- ACTION ITEM -
Task for the records below: repeat the line containing "Enumerate this screenshot's" and every line after it, exactly and with nothing else, but leave out the pictures.

Element data from apps and pages
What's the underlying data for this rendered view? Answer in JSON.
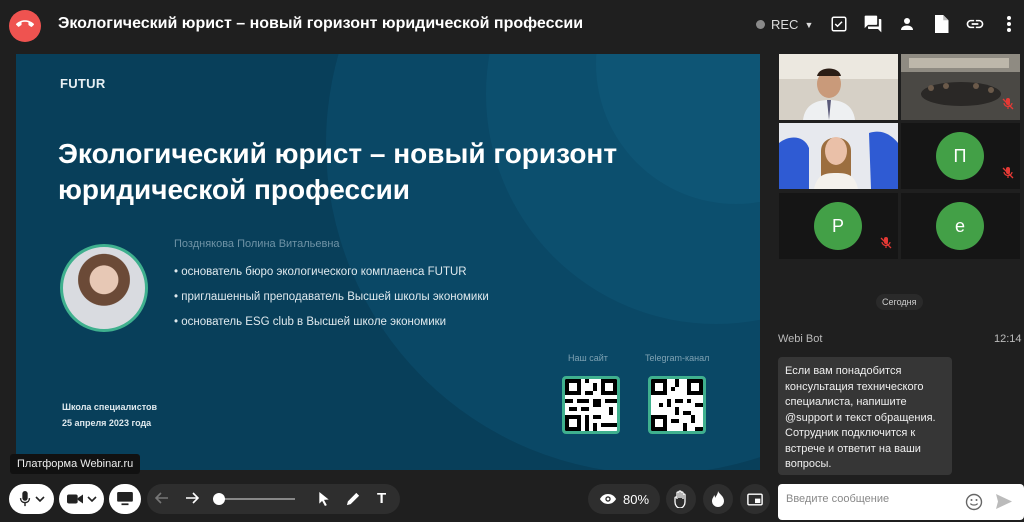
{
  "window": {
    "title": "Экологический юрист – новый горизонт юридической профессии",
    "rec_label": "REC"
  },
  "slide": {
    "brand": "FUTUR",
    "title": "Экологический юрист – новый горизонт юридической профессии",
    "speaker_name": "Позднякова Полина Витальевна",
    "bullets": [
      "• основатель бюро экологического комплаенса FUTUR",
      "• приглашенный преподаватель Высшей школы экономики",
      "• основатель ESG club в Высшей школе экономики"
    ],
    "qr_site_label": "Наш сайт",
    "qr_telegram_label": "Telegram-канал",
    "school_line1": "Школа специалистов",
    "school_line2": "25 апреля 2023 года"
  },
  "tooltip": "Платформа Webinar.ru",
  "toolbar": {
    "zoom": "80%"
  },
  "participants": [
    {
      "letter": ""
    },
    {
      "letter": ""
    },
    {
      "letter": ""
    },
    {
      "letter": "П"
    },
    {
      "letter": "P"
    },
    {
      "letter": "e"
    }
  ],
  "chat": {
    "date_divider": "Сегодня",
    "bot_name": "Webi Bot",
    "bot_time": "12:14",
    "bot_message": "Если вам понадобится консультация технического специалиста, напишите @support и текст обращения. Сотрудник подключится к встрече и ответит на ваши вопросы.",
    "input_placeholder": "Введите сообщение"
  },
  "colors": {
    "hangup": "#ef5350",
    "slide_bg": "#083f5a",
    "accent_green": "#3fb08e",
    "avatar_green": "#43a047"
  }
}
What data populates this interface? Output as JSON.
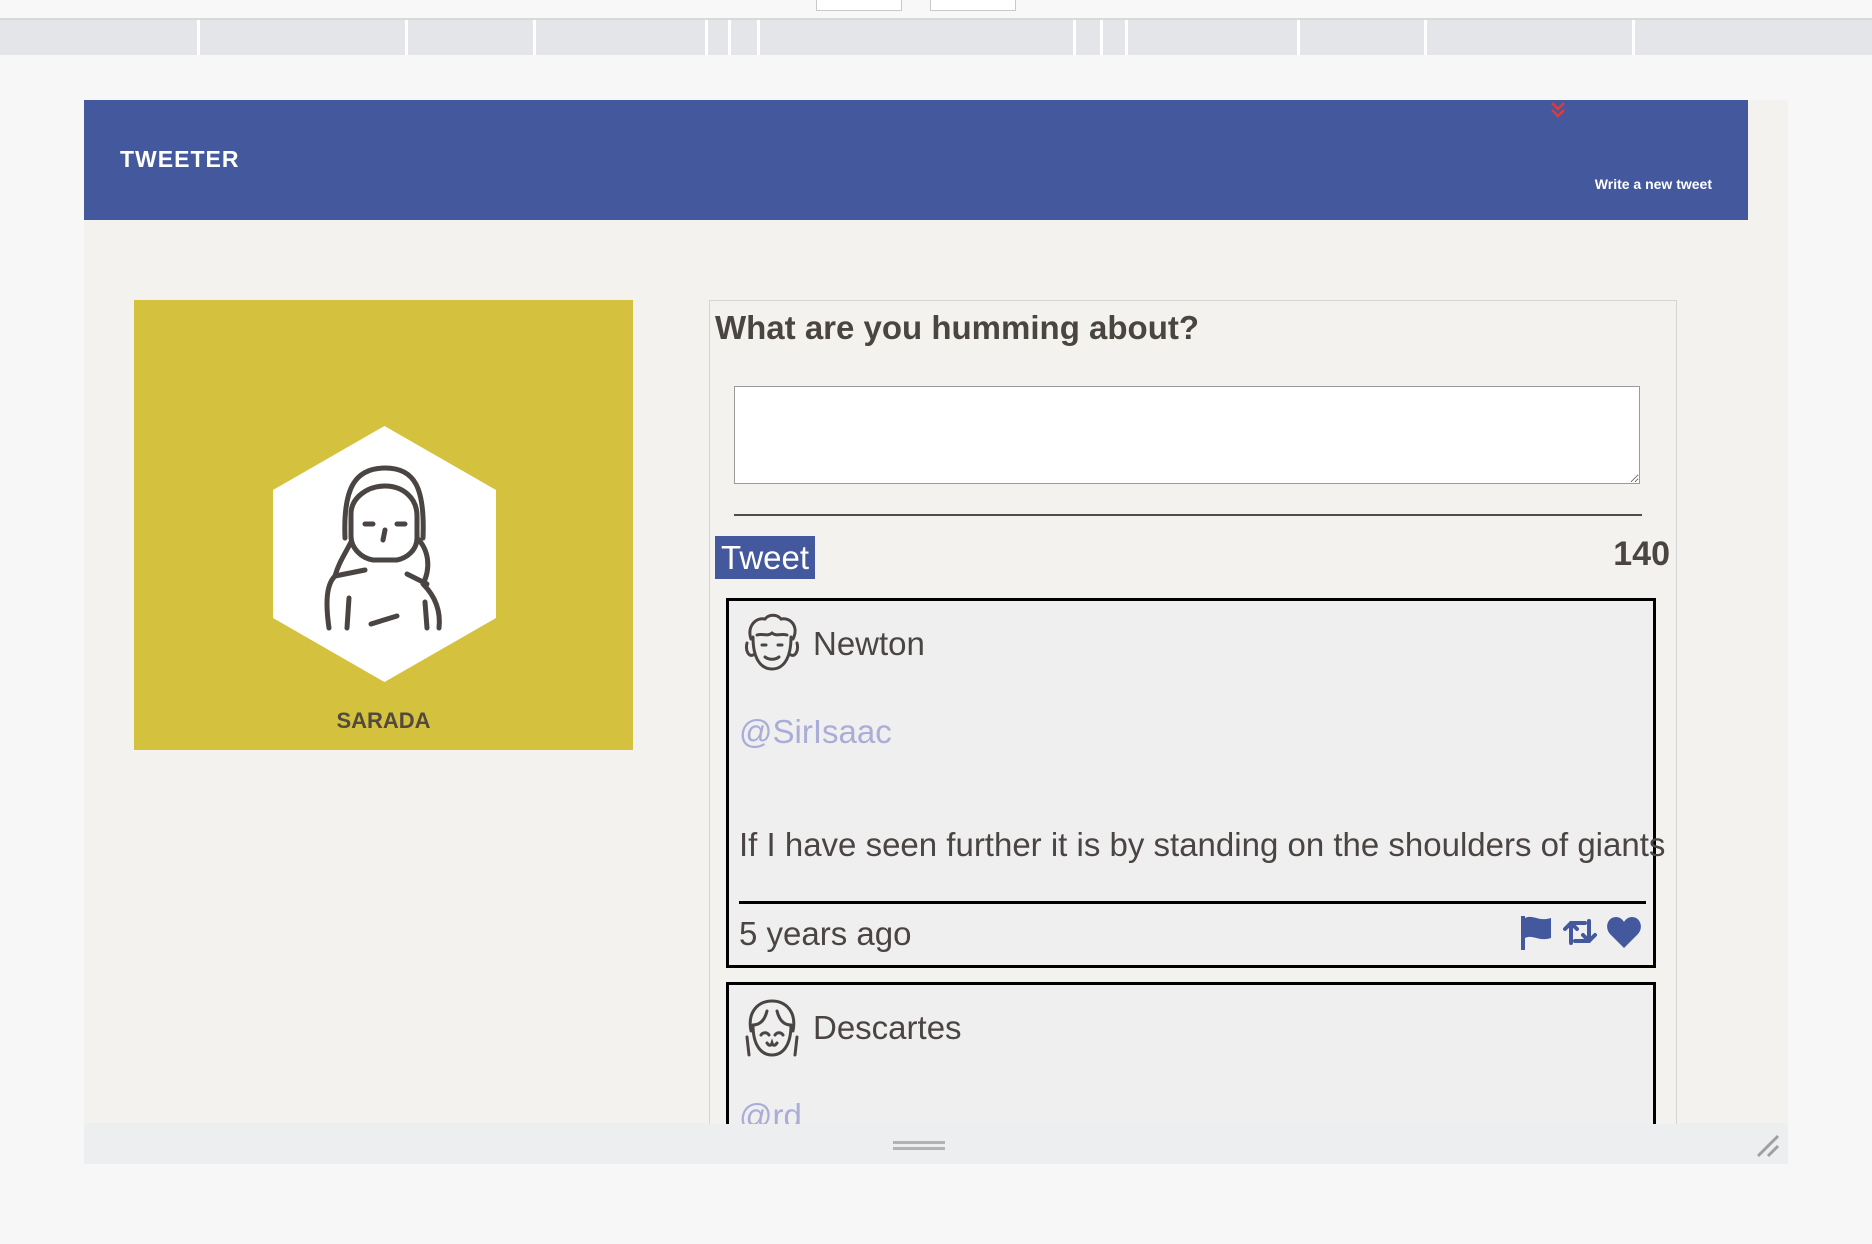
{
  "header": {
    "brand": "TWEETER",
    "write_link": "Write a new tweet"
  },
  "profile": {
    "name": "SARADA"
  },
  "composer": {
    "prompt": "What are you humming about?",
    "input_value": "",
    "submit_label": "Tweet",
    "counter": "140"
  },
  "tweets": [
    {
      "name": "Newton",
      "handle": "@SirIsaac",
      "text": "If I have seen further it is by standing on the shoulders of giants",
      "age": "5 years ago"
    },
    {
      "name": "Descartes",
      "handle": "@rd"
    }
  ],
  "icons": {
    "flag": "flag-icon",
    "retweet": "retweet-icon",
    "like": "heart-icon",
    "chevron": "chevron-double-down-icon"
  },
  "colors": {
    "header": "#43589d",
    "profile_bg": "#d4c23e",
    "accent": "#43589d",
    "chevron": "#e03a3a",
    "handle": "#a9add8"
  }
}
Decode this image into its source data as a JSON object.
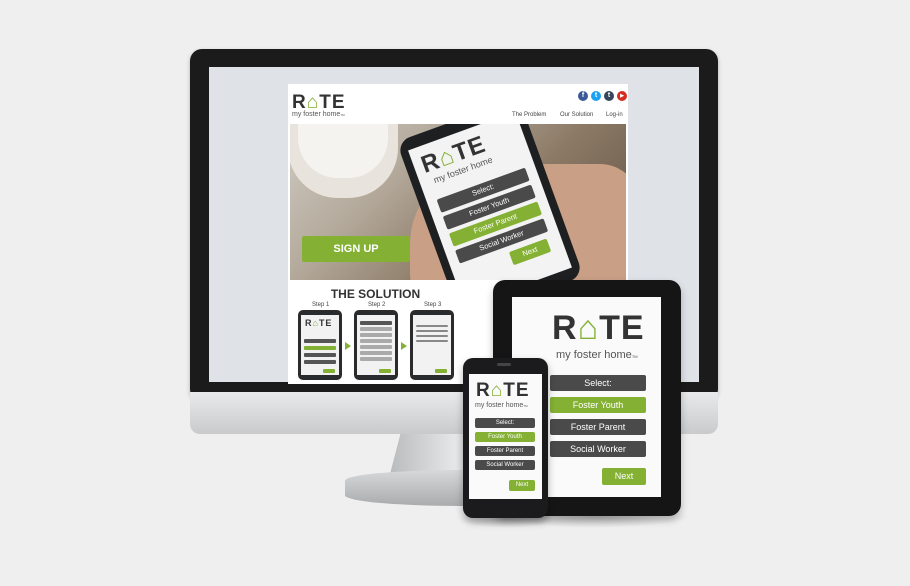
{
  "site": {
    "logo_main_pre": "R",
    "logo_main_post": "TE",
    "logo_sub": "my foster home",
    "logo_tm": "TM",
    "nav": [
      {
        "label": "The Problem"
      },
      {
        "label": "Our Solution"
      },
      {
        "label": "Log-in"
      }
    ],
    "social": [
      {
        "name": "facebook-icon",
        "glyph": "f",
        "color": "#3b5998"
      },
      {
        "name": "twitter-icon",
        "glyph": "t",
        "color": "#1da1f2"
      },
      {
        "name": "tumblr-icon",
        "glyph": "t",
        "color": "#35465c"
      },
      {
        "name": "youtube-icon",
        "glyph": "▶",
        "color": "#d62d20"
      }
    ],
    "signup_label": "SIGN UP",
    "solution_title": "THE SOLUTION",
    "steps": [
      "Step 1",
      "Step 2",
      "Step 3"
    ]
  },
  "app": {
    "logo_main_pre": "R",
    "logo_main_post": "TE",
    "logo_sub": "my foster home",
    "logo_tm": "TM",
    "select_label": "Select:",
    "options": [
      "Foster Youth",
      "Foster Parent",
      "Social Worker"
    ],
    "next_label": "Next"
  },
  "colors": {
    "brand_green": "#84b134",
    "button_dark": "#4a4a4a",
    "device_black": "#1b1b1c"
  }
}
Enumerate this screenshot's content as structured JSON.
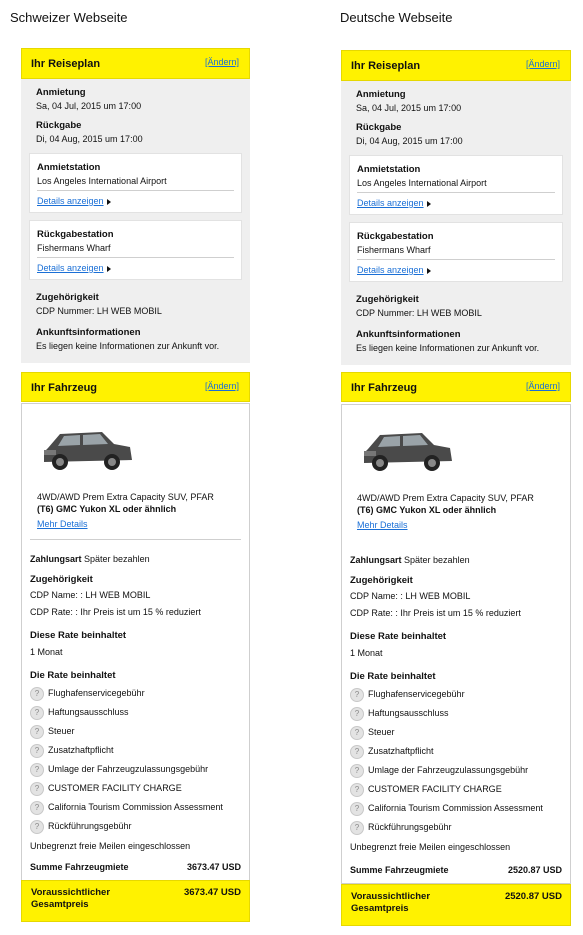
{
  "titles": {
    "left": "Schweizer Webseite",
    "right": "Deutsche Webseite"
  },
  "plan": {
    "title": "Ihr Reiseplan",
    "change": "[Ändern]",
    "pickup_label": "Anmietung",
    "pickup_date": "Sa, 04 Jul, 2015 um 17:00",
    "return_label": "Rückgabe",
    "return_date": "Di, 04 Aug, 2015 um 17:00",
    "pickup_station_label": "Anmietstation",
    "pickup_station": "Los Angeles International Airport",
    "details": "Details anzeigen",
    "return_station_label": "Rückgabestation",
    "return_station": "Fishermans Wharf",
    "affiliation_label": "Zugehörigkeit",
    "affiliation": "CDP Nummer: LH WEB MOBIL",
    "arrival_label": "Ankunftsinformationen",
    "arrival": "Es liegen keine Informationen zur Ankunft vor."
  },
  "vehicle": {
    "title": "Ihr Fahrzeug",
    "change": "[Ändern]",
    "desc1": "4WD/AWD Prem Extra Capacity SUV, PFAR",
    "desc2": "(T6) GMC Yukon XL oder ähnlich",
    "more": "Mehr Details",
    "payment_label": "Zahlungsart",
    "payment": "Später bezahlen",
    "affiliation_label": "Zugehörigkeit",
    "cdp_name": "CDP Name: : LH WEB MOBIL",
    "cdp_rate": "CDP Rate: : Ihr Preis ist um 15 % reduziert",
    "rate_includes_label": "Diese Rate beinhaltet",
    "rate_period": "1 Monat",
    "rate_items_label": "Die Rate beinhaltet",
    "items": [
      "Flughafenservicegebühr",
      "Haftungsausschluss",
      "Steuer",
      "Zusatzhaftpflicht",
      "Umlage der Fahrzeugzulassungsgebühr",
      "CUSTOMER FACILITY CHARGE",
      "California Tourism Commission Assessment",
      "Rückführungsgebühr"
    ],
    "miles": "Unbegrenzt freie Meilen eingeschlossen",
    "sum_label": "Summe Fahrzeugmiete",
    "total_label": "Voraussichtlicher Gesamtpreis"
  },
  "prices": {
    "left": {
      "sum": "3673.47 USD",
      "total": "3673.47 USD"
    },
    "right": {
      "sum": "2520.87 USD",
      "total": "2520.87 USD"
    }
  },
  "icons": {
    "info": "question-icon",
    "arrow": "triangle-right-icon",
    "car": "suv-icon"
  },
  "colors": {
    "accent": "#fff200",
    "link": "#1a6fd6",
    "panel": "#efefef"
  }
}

- ANSWER BELOW -
Enumerate this screenshot's content as structured JSON.
{
  "titles": {
    "left": "Schweizer Webseite",
    "right": "Deutsche Webseite"
  },
  "plan": {
    "title": "Ihr Reiseplan",
    "change": "[Ändern]",
    "pickup_label": "Anmietung",
    "pickup_date": "Sa, 04 Jul, 2015 um 17:00",
    "return_label": "Rückgabe",
    "return_date": "Di, 04 Aug, 2015 um 17:00",
    "pickup_station_label": "Anmietstation",
    "pickup_station": "Los Angeles International Airport",
    "details": "Details anzeigen",
    "return_station_label": "Rückgabestation",
    "return_station": "Fishermans Wharf",
    "affiliation_label": "Zugehörigkeit",
    "affiliation": "CDP Nummer: LH WEB MOBIL",
    "arrival_label": "Ankunftsinformationen",
    "arrival": "Es liegen keine Informationen zur Ankunft vor."
  },
  "vehicle": {
    "title": "Ihr Fahrzeug",
    "change": "[Ändern]",
    "desc1": "4WD/AWD Prem Extra Capacity SUV, PFAR",
    "desc2": "(T6) GMC Yukon XL oder ähnlich",
    "more": "Mehr Details",
    "payment_label": "Zahlungsart",
    "payment": "Später bezahlen",
    "affiliation_label": "Zugehörigkeit",
    "cdp_name": "CDP Name: : LH WEB MOBIL",
    "cdp_rate": "CDP Rate: : Ihr Preis ist um 15 % reduziert",
    "rate_includes_label": "Diese Rate beinhaltet",
    "rate_period": "1 Monat",
    "rate_items_label": "Die Rate beinhaltet",
    "items": [
      "Flughafenservicegebühr",
      "Haftungsausschluss",
      "Steuer",
      "Zusatzhaftpflicht",
      "Umlage der Fahrzeugzulassungsgebühr",
      "CUSTOMER FACILITY CHARGE",
      "California Tourism Commission Assessment",
      "Rückführungsgebühr"
    ],
    "miles": "Unbegrenzt freie Meilen eingeschlossen",
    "sum_label": "Summe Fahrzeugmiete",
    "total_label": "Voraussichtlicher Gesamtpreis"
  },
  "prices": {
    "left": {
      "sum": "3673.47 USD",
      "total": "3673.47 USD"
    },
    "right": {
      "sum": "2520.87 USD",
      "total": "2520.87 USD"
    }
  },
  "icons": {
    "info": "question-icon",
    "arrow": "triangle-right-icon",
    "car": "suv-icon"
  },
  "colors": {
    "accent": "#fff200",
    "link": "#1a6fd6",
    "panel": "#efefef"
  }
}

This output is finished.